Tips for enjoying the Opera
Italy: the birthplace of ‘Bel Canto’ and where most people first learn to fall in love with the wonderful world of Opera. Other countries have tried to follow in its steps but none managed quite successfully. Rossini said it best when he claimed that the three most essential ingredients of Italian opera are “Voice, voice and voice”. The scripts are indeed the most arduous, lending Opera singers plenty of room to showcase their virtuoso abilities.
To many, however, Opera still seems a bit daunting, but it shouldn’t be really. All you need is a primer and this post aims to be one!
Keep reading for the essential things you need to learn before your first Italian Opera experience.
Basic Opera terms
Opera has its own vocabulary, with words like ‘Aria’, a solo song, often the most famous part of an Opera or ‘libretto’, the lyrics. There are also different types of singers, ‘baritono’, ‘tenore’ and ‘basso’ for men, ‘soprano’ and ‘contralto’ for women.
The most famous opera composers
- Gioachino Rossini (1792 – 1868), famous for its lively Opera “Barber of Seville”. You’ll have heard Figaro’s Aria for sure!
- Gaetano Donizetti (1797 – 1848), who wrote numerous Operas, including “L’elisir d’amore”
- Giuseppe Verdi (1813 – 1901), probably the most famous Italian composer, a true master of the Operatic arts. He gifted us with magnificent Operas like “Rigoletto” and “La Traviata”.
- And then two composers from Tuscany, Giacomo Puccini (1858 – 1924), famous for its “Tosca”, “La bohème”, “Madama Butterfly” and Pietro Mascagni (1863 – 1945), with the beautiful “Cavalleria Rusticana”.
- Ruggero Leoncavallo (1857 – 1919), who wrote “I Pagliacci”
- Vincenzo Bellini (1801 – 1835), who wrote “Norma”
- La Traviata
A ‘fallen woman’, Violetta, who is forced to choose between love and honor. Ultimately, she proves her goodness by sacrificing her own happiness for that of a woman she does not know.
A new kind of opera for the time – one that was fast moving, realistic and violent, as well as deliberately shocking, with political nuances.
- La Bohème
A tragic story between young, poor lovers in Paris.
Set in Ducal Mantua and based on Victor Hugo’s “Le roi s’amuse”.
Familiarising yourself with the ‘libretto’ (the lyrics) beforehand is a great way to understand the plot and what’s going on while attending an Opera.
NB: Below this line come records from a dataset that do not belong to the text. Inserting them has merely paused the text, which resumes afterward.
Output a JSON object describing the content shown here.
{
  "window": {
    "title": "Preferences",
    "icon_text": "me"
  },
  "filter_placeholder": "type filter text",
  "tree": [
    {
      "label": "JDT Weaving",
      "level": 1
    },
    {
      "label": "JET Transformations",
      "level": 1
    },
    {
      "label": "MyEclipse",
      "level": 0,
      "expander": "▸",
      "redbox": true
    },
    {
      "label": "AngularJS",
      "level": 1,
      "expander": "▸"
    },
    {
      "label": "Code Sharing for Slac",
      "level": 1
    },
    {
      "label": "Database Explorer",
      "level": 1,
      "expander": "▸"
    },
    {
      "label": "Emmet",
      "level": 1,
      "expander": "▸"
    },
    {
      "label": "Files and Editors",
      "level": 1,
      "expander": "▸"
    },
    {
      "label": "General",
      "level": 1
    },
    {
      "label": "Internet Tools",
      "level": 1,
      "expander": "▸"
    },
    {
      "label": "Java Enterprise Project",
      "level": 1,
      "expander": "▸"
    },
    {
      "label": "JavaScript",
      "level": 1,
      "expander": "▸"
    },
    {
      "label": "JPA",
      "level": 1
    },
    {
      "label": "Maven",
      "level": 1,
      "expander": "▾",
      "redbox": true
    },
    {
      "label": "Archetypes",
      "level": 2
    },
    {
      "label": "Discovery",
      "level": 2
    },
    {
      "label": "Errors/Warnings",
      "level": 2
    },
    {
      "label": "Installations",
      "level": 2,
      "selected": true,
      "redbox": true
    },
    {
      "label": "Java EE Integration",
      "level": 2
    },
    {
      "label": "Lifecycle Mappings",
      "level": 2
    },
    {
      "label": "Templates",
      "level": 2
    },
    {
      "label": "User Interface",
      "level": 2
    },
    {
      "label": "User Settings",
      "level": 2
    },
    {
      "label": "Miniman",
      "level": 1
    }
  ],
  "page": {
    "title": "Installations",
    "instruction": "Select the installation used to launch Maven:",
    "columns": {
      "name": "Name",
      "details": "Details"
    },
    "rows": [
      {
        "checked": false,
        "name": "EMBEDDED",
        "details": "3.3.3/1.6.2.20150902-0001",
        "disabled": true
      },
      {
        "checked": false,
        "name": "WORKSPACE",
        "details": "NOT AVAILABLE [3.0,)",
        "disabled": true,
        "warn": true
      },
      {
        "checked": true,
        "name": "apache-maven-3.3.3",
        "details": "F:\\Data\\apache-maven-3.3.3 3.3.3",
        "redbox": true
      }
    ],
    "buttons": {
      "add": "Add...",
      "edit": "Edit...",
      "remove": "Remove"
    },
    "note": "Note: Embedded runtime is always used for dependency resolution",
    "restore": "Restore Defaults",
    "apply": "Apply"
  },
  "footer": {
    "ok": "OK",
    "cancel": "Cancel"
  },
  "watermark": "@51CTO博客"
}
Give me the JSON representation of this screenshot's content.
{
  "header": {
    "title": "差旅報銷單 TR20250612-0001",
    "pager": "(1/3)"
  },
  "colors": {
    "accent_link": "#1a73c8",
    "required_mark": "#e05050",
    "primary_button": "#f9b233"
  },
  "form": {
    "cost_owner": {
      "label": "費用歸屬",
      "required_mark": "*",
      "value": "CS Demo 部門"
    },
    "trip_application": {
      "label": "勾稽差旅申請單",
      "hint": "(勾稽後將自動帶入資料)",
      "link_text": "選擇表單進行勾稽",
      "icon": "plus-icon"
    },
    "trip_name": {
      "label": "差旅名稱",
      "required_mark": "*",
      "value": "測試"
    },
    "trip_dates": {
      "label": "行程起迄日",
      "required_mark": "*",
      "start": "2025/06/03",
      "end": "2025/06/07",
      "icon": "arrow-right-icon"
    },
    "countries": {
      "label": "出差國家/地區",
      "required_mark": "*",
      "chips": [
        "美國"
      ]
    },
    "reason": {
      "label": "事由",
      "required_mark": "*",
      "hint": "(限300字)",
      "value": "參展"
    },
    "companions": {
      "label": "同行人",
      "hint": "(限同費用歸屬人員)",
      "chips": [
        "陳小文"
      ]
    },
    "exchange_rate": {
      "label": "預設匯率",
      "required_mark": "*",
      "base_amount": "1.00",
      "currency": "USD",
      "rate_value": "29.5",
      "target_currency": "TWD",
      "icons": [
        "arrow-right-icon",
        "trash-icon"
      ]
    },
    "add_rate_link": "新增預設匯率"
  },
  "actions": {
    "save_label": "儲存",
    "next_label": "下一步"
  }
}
You may even want to google some of the most famous arias.
There are a lot of stereotypes about opera that don’t actually match reality, you don’t need to know Italian, be uber-rich or an intellectual. Opera is so much more than details, it’s about enjoying the whole experience, the costumes, the scenes and let yourself get lost in the music and singing. Anyone can enjoy the Opera, trust me!
Having said that, if the thought of sitting through 3-4 hours of Opera at a theater puts you off, may we suggest you get started with a little taster? Our cooking class is the perfect way to get acquainted with Opera in the comfort of a countryside setting, alongside your favorite people and with lots of delicious food and wine. As you end your meal, made from the things you helped cooking, a singer accompanied by a musician will sing some of the most famous arias Italian Operas can offer. Contact us directly to learn more.